--- WHAT IS BEING ASKED ---
Among the entries below, find the lines holding "true" and copy them.

--- DATASET RECORDS ---

BEGIN

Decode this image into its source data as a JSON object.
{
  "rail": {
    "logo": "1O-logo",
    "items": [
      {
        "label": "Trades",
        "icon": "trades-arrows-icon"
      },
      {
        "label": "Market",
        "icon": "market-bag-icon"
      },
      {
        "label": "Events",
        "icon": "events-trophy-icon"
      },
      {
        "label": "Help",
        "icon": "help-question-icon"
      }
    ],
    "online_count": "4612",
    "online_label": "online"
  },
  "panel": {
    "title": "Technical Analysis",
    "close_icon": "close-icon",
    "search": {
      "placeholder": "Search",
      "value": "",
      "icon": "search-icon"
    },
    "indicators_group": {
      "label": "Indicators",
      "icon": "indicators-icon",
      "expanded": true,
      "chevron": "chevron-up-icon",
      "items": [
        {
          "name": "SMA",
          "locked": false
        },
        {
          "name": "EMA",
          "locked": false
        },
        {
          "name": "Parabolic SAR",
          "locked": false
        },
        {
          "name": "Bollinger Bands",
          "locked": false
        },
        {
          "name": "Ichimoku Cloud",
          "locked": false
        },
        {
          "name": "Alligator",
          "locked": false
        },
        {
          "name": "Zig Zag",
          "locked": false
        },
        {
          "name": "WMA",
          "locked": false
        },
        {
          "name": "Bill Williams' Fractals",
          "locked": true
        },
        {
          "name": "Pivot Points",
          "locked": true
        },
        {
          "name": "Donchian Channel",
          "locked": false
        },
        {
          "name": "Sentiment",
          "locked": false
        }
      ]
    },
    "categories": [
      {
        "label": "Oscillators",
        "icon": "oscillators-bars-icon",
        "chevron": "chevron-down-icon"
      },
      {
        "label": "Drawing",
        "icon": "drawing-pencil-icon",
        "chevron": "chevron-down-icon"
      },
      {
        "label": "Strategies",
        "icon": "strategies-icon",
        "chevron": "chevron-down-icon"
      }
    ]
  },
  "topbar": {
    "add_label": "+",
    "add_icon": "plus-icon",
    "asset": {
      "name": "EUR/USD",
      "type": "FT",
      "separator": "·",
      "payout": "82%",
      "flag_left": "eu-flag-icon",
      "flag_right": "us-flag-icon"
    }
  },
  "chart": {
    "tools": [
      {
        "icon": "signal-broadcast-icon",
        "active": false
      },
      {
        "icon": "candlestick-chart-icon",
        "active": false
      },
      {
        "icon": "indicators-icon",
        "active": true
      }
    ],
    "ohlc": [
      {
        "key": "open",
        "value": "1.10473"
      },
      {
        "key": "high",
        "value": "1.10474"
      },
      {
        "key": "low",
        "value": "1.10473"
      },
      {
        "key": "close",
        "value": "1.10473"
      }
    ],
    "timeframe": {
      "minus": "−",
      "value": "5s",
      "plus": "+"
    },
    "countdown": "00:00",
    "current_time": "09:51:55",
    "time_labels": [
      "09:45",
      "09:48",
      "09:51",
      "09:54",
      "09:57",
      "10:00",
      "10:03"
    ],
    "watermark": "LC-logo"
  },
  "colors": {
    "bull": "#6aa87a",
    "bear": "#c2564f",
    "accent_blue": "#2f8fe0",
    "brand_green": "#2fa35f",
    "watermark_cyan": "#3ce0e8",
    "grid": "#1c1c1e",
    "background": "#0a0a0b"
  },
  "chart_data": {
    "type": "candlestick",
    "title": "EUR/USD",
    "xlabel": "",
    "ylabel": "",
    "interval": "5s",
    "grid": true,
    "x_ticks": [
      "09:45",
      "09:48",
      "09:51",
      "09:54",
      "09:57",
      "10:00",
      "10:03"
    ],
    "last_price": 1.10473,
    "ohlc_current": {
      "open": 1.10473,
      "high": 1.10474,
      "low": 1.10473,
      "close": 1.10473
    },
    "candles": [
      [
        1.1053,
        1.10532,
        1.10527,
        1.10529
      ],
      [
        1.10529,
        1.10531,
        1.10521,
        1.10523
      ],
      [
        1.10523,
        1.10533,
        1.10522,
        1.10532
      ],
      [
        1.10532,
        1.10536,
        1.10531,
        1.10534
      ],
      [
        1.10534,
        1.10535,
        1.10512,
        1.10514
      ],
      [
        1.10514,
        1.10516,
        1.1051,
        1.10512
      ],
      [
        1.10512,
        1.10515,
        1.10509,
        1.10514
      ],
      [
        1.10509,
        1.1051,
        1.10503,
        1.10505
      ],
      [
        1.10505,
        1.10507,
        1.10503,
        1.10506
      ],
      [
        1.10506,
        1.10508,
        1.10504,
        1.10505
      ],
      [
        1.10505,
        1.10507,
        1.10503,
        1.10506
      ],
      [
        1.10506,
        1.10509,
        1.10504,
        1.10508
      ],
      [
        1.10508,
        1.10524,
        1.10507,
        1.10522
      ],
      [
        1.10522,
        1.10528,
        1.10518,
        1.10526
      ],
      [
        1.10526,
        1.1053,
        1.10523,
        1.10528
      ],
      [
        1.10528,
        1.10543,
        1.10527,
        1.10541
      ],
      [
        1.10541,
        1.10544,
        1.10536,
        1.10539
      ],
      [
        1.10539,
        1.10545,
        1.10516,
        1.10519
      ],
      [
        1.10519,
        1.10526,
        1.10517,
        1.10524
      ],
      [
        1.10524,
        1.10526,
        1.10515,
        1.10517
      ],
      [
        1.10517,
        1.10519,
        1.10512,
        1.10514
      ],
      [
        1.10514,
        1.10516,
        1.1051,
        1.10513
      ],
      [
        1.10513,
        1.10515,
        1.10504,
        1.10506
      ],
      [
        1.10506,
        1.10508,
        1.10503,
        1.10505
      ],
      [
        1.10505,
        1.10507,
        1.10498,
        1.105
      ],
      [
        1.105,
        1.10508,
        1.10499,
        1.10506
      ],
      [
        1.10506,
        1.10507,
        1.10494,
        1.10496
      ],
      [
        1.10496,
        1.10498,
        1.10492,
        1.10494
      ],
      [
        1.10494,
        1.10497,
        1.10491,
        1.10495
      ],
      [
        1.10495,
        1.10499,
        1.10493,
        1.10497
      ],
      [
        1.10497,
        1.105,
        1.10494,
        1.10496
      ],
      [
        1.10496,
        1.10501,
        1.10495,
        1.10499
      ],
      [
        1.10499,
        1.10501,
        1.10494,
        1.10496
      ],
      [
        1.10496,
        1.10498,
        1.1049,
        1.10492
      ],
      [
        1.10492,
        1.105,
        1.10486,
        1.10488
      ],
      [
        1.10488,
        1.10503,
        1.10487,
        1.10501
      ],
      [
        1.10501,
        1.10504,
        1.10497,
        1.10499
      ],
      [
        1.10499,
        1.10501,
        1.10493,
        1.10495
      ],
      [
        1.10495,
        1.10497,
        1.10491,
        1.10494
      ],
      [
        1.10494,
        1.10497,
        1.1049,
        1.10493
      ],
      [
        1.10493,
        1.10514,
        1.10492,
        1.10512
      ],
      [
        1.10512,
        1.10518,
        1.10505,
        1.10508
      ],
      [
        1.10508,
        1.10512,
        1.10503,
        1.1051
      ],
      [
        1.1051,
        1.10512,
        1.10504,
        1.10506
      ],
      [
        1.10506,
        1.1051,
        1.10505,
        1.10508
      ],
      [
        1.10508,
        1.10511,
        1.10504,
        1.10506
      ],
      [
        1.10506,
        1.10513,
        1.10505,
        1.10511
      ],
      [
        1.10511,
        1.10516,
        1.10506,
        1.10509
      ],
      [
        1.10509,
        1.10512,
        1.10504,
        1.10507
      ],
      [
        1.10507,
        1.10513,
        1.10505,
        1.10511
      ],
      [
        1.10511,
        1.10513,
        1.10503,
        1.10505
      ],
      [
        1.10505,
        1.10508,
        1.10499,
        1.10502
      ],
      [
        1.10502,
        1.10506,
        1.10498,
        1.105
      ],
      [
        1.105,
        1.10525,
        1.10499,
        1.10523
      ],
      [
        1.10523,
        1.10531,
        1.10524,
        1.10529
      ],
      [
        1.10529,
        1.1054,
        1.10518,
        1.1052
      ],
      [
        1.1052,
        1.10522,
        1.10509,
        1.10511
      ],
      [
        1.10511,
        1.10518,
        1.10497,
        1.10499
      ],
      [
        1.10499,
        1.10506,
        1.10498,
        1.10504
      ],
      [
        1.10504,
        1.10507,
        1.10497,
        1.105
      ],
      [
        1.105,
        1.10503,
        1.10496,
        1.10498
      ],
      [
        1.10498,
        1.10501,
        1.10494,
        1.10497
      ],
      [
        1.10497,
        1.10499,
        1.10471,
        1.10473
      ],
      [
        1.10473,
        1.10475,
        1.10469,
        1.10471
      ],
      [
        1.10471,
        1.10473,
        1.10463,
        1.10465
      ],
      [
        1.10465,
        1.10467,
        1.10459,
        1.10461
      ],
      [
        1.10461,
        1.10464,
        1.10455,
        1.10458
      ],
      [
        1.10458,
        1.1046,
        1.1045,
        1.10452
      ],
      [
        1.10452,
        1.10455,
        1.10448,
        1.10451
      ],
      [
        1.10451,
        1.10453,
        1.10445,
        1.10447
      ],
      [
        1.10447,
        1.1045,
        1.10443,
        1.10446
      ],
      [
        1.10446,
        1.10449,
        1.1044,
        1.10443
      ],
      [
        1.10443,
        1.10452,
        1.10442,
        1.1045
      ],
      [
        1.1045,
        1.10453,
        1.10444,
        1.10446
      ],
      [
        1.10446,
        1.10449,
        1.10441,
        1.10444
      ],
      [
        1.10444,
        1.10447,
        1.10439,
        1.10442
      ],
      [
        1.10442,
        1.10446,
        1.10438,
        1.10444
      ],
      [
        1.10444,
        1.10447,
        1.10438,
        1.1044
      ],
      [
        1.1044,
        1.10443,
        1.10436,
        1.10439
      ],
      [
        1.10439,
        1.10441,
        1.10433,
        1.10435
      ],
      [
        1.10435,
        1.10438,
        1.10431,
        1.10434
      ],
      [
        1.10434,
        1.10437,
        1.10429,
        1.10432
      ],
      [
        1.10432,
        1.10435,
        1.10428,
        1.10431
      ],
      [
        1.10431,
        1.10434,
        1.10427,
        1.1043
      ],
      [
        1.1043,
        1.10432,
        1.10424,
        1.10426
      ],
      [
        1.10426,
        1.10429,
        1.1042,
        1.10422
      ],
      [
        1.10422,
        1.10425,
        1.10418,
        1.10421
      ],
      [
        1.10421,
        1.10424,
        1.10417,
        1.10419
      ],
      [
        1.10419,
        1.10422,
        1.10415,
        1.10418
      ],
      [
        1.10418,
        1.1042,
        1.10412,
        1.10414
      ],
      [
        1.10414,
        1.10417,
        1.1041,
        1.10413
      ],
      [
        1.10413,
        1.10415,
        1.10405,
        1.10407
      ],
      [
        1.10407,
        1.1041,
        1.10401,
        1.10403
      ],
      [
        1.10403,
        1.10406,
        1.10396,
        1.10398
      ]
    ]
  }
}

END

--- SOLUTION BELOW ---
      "expanded": true,
          "locked": true
          "locked": true
        "active": true
    "grid": true,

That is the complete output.